What About Rivets

Blind rivets (also called POP rivets, a brand name) let you permanently assemble pieces. Use aluminum rivets for low weight. You need a blind rivet tool to use the rivets. The tool isn’t very expensive, and it’s sold with the rivet fasteners at your hardware store.

The downside to blind rivets is that construction is permanent. You cannot disassemble the robot unless you drill out the rivets. If disassembly is required, select a drill bit slightly smaller than the original hole. Drill out the center of the rivet. If the rivet post won’t come out, use a small screw extractor (available at hardware stores), then pull out the remaining metal pieces.

Using Blind Rivets

To use, the rivet is first inserted and locked into place in the tool. The end of the rivet is pushed through the materials to be joined.
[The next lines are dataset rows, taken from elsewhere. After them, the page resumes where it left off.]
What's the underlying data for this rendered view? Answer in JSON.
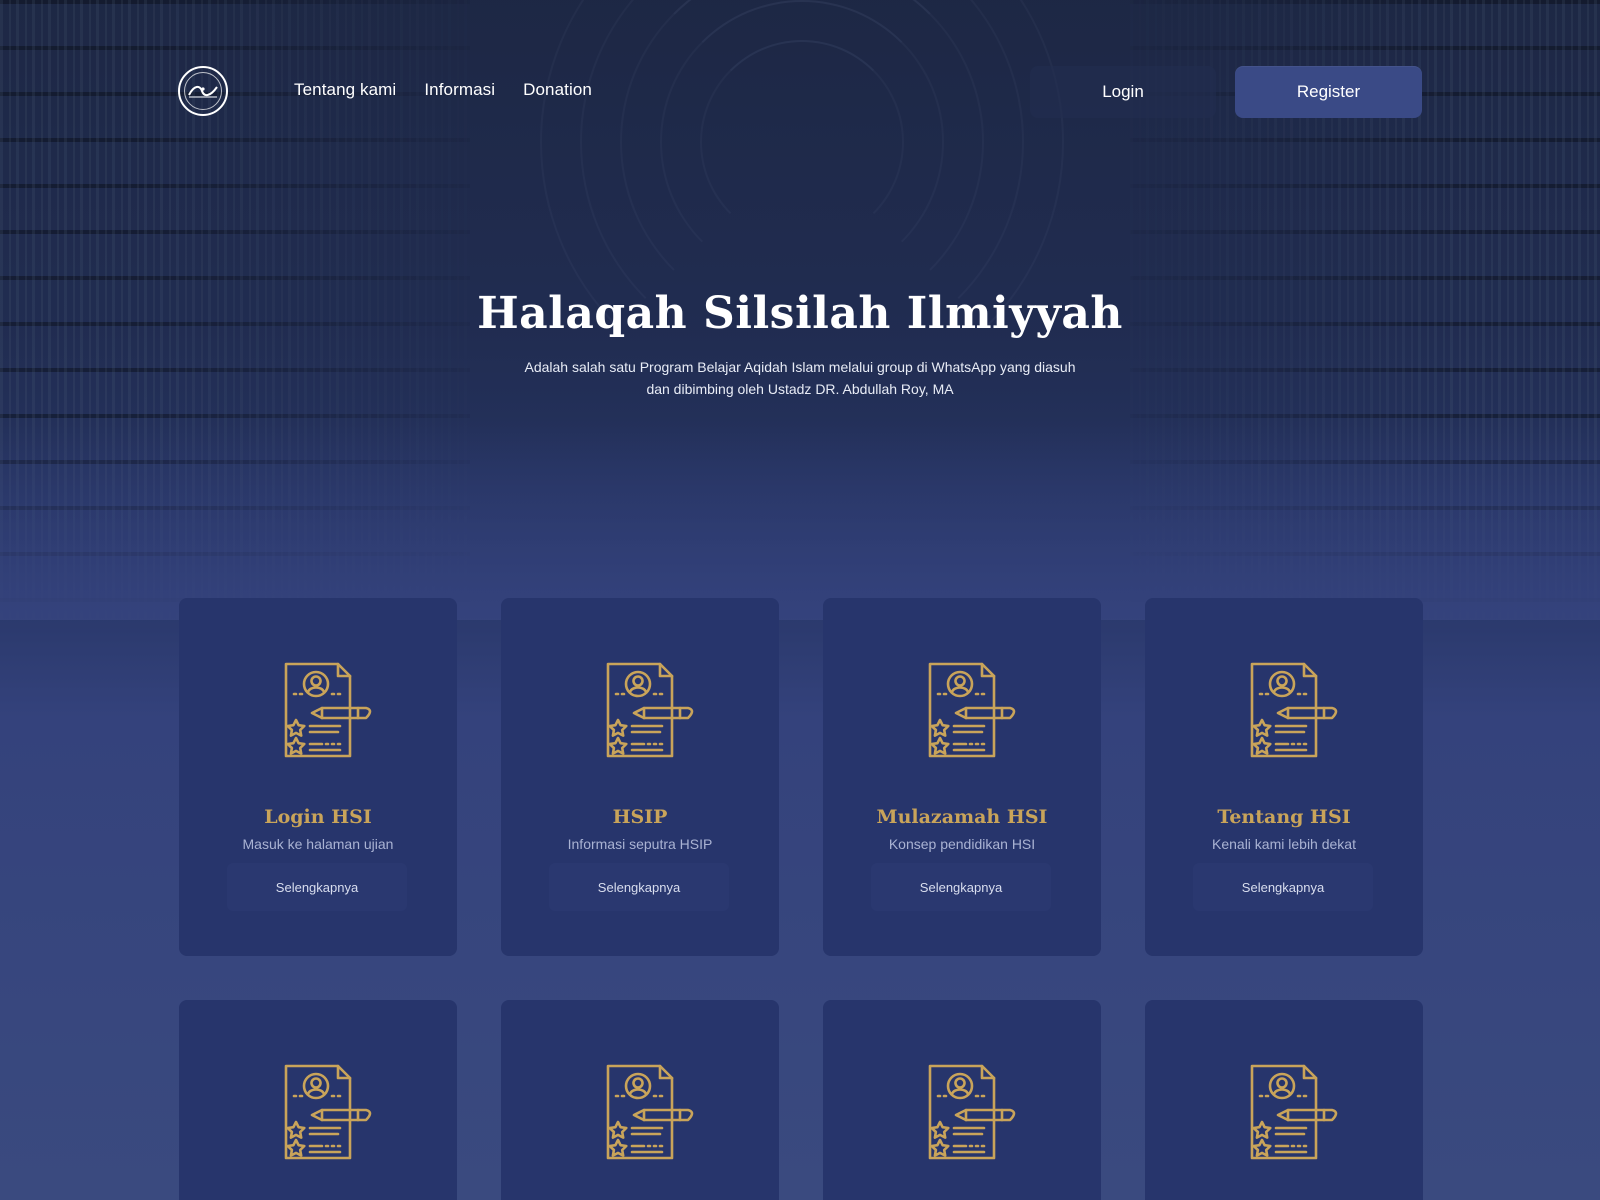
{
  "header": {
    "logo_icon": "hsi-logo-icon",
    "nav": [
      {
        "label": "Tentang kami"
      },
      {
        "label": "Informasi"
      },
      {
        "label": "Donation"
      }
    ],
    "login_label": "Login",
    "register_label": "Register"
  },
  "hero": {
    "title": "Halaqah Silsilah Ilmiyyah",
    "subtitle_line1": "Adalah salah satu Program Belajar Aqidah Islam melalui group di WhatsApp yang diasuh",
    "subtitle_line2": "dan dibimbing oleh Ustadz DR. Abdullah Roy, MA"
  },
  "cards": [
    {
      "icon": "resume-document-icon",
      "title": "Login HSI",
      "subtitle": "Masuk ke halaman ujian",
      "button": "Selengkapnya"
    },
    {
      "icon": "resume-document-icon",
      "title": "HSIP",
      "subtitle": "Informasi seputra HSIP",
      "button": "Selengkapnya"
    },
    {
      "icon": "resume-document-icon",
      "title": "Mulazamah HSI",
      "subtitle": "Konsep pendidikan HSI",
      "button": "Selengkapnya"
    },
    {
      "icon": "resume-document-icon",
      "title": "Tentang HSI",
      "subtitle": "Kenali kami lebih dekat",
      "button": "Selengkapnya"
    }
  ],
  "cards_row2": [
    {
      "icon": "resume-document-icon"
    },
    {
      "icon": "resume-document-icon"
    },
    {
      "icon": "resume-document-icon"
    },
    {
      "icon": "resume-document-icon"
    }
  ],
  "colors": {
    "card_bg": "#27356c",
    "accent_gold": "#c9a45a",
    "register_bg": "#3a4a86",
    "page_bg": "#3a4a7f"
  }
}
Squeezing the handle of the rivet tool mushrooms the two ends of a metal sheath, creating a firm, fastened joint. The center post then breaks off, leaving only the sheath.

Blind rivets come in various sizes and lengths. Choose the length based on the thickness of the materials to be joined. Bigger-diameter rivets are used when you need extra holding power.

Introducing the Plastic Push Rivet

A similar idea, but not as permanent, are plastic push rivets. These are constructed out of plastic (obviously), using a head on one end and a bifurcated or pronged shank on the other. (Okay, I have to admit that I’ve always wanted to use the word “bifurcated” in a sentence!)

To use, you press the parts of the shank together and push through the holes of the material you wish to join. Assuming the correct length of rivet, the prongs spread out on the other end of the material, locking things into place.

To work properly, the length of the rivet must match the thickness of the materials being joined.